======== RECORDS FOR THIS EXERCISE
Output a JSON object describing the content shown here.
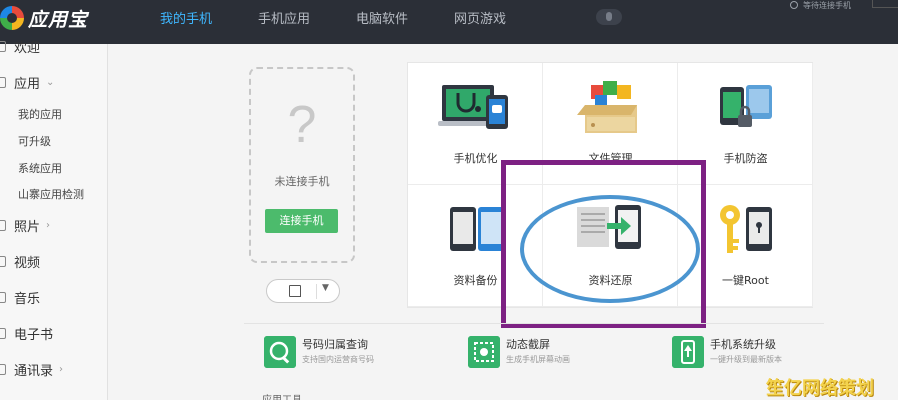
{
  "app": {
    "title": "应用宝"
  },
  "nav": {
    "tabs": [
      "我的手机",
      "手机应用",
      "电脑软件",
      "网页游戏"
    ],
    "active_index": 0
  },
  "status": {
    "text": "等待连接手机"
  },
  "sidebar": {
    "items": [
      {
        "label": "欢迎"
      },
      {
        "label": "应用",
        "arrow": "⌄"
      },
      {
        "label": "照片",
        "arrow": "›"
      },
      {
        "label": "视频"
      },
      {
        "label": "音乐"
      },
      {
        "label": "电子书"
      },
      {
        "label": "通讯录",
        "arrow": "›"
      }
    ],
    "sub_items": [
      "我的应用",
      "可升级",
      "系统应用",
      "山寨应用检测"
    ]
  },
  "phone_card": {
    "question_mark": "?",
    "status": "未连接手机",
    "connect_button": "连接手机"
  },
  "tools": [
    {
      "label": "手机优化",
      "icon": "phone-optimize-icon"
    },
    {
      "label": "文件管理",
      "icon": "file-manage-icon"
    },
    {
      "label": "手机防盗",
      "icon": "anti-theft-icon"
    },
    {
      "label": "资料备份",
      "icon": "data-backup-icon"
    },
    {
      "label": "资料还原",
      "icon": "data-restore-icon"
    },
    {
      "label": "一键Root",
      "icon": "one-key-root-icon"
    }
  ],
  "features": [
    {
      "title": "号码归属查询",
      "desc": "支持国内运营商号码",
      "icon": "phone-lookup-icon"
    },
    {
      "title": "动态截屏",
      "desc": "生成手机屏幕动画",
      "icon": "dynamic-screenshot-icon"
    },
    {
      "title": "手机系统升级",
      "desc": "一键升级到最新版本",
      "icon": "system-upgrade-icon"
    }
  ],
  "section_app_tools": "应用工具",
  "watermark": "笙亿网络策划",
  "colors": {
    "topbar": "#2b2f37",
    "accent": "#3fb7ff",
    "green": "#4cbb6c",
    "annotation_purple": "#7d2183",
    "annotation_blue": "#4b95d0"
  }
}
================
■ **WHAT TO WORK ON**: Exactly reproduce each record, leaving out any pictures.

■ **EXERCISE RESULT**:
Output a JSON object describing the content shown here.
{
  "app": {
    "title": "应用宝"
  },
  "nav": {
    "tabs": [
      "我的手机",
      "手机应用",
      "电脑软件",
      "网页游戏"
    ],
    "active_index": 0
  },
  "status": {
    "text": "等待连接手机"
  },
  "sidebar": {
    "items": [
      {
        "label": "欢迎"
      },
      {
        "label": "应用",
        "arrow": "⌄"
      },
      {
        "label": "照片",
        "arrow": "›"
      },
      {
        "label": "视频"
      },
      {
        "label": "音乐"
      },
      {
        "label": "电子书"
      },
      {
        "label": "通讯录",
        "arrow": "›"
      }
    ],
    "sub_items": [
      "我的应用",
      "可升级",
      "系统应用",
      "山寨应用检测"
    ]
  },
  "phone_card": {
    "question_mark": "?",
    "status": "未连接手机",
    "connect_button": "连接手机"
  },
  "tools": [
    {
      "label": "手机优化",
      "icon": "phone-optimize-icon"
    },
    {
      "label": "文件管理",
      "icon": "file-manage-icon"
    },
    {
      "label": "手机防盗",
      "icon": "anti-theft-icon"
    },
    {
      "label": "资料备份",
      "icon": "data-backup-icon"
    },
    {
      "label": "资料还原",
      "icon": "data-restore-icon"
    },
    {
      "label": "一键Root",
      "icon": "one-key-root-icon"
    }
  ],
  "features": [
    {
      "title": "号码归属查询",
      "desc": "支持国内运营商号码",
      "icon": "phone-lookup-icon"
    },
    {
      "title": "动态截屏",
      "desc": "生成手机屏幕动画",
      "icon": "dynamic-screenshot-icon"
    },
    {
      "title": "手机系统升级",
      "desc": "一键升级到最新版本",
      "icon": "system-upgrade-icon"
    }
  ],
  "section_app_tools": "应用工具",
  "watermark": "笙亿网络策划",
  "colors": {
    "topbar": "#2b2f37",
    "accent": "#3fb7ff",
    "green": "#4cbb6c",
    "annotation_purple": "#7d2183",
    "annotation_blue": "#4b95d0"
  }
}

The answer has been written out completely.